Many volunteers belong to more than one organisation. One such person is David Smith, who volunteers for Orokonui Ecosanctuary, but also for YEPT, and also directly for Doc. He not only has the practical skills required for building infrastructure, trapping and the like, but some extremely useful professional skills - he spent most of his working life at sea as the captain of different kinds of ships. So for him it was a natural progression post-retirement to volunteer as a crew member on Doc expeditions involving sea voyages.
"It's really special when you get down there, just knowing you are in the wilderness, nobody else around [There's no Wi-Fi anywhere!] Everybody enjoys it. It doesn't matter what the weather is like. It's always a treat."
The group worked north to south, from Enderby Island, down the east coast of the main island, into Carnley Harbour, with Adams Island to the south.
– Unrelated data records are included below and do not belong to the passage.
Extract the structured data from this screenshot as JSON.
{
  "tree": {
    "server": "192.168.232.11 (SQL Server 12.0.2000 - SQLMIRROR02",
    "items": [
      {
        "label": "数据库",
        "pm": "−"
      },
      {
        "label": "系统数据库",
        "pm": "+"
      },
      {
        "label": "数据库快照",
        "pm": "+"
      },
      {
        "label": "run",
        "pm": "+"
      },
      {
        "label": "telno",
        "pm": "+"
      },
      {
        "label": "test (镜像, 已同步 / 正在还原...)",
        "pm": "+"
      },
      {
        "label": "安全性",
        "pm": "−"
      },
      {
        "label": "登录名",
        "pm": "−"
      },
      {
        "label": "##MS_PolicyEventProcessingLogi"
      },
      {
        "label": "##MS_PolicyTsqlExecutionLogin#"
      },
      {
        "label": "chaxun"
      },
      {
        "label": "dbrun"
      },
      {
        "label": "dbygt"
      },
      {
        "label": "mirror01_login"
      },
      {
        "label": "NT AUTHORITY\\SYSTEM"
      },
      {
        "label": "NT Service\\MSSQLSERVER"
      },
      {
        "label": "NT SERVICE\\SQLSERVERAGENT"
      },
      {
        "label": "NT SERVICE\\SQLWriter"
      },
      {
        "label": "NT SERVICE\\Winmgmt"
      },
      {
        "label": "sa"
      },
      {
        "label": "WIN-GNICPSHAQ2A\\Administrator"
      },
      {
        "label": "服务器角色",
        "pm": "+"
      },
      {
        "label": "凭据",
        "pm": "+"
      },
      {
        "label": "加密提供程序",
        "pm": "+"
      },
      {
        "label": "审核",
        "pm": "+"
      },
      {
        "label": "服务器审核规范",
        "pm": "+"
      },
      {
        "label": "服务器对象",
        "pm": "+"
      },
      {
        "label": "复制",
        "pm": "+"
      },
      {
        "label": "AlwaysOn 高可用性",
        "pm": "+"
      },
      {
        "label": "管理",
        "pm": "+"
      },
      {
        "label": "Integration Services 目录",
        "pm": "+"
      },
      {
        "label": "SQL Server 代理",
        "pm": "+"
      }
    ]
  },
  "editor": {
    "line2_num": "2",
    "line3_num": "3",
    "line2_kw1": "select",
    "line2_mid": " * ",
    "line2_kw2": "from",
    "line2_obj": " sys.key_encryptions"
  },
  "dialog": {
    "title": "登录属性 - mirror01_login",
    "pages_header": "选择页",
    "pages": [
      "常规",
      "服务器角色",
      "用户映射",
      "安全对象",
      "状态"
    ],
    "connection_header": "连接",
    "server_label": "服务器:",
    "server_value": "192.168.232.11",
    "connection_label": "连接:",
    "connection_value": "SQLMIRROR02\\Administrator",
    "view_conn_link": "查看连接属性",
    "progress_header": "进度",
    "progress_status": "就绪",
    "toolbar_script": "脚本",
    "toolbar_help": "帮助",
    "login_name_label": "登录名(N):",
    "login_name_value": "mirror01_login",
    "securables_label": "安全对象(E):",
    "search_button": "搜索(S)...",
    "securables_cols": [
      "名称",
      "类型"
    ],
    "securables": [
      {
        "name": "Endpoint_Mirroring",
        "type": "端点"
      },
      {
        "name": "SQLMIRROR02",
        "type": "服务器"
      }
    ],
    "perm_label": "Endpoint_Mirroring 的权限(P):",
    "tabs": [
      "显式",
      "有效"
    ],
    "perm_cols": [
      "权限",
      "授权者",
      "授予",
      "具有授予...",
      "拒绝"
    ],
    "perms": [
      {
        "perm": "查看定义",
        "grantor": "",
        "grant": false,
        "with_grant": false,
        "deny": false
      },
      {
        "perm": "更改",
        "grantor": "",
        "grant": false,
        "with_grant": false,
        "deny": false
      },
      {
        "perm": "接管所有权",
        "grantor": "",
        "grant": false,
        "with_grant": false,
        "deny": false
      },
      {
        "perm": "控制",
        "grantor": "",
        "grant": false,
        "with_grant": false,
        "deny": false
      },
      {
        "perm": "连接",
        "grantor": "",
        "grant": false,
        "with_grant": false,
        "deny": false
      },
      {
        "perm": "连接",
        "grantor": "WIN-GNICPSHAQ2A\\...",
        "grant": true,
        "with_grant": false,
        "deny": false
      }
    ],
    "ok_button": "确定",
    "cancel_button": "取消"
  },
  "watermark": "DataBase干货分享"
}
Thus David saw parts of New Zealand not even the paying tourists see. Adams Island, for example, is totally protected, as it has never had any kind of predator on it. Consequently, only people involved in scientific work are allowed on it.
The "treat" of being part of that crew has costs beyond the rough sea voyage: early starts are the order of the day, as the teams are set down about 4.30am to begin their work. The landing sites are accurately recorded with GPS details, and the count goes on for four hours. In order to avoid possible double countings, only penguins seen coming out of the bush and actually entering the water are counted. Late returnees arriving from sea in the morning are not counted and the official count stops at 9am.
But opportunities for special experiences abound. "We had a bunch of penguins just sitting on a rock that hadn't gone to sea and by 9 o'clock the official count was over, and these guys were just hanging out, and so while all the volunteers were collecting themselves together we happened to go past these penguins. And we were probably 3m away from them. They knew we were there, and we were sketching them and photographing them and saying `Wow!' to each other and they were completely unafraid of us, which of course you wouldn't get on the mainland. Albatrosses too. You can see them on the nest just alongside the track."
Two years ago, David was part of a particularly exciting and challenging trip, to the Antipodes Islands, again as a crew member at the start of the "Million Dollar Mouse" campaign to completely rid the islands of mice.
Now David will be waiting just as keenly as the Department of Conservation for news of the success of that operation. Two breeding seasons have gone by, and the HMNZS Wellington recently left to take about 10 people, two tracking dogs and tracking tunnels, hoping for a zero mouse count. Later this month, David will be going out again on the Evohe to bring the scientists back.
David Smith and Alyth Grant are both volunteers at Orokonui Ecosanctuary.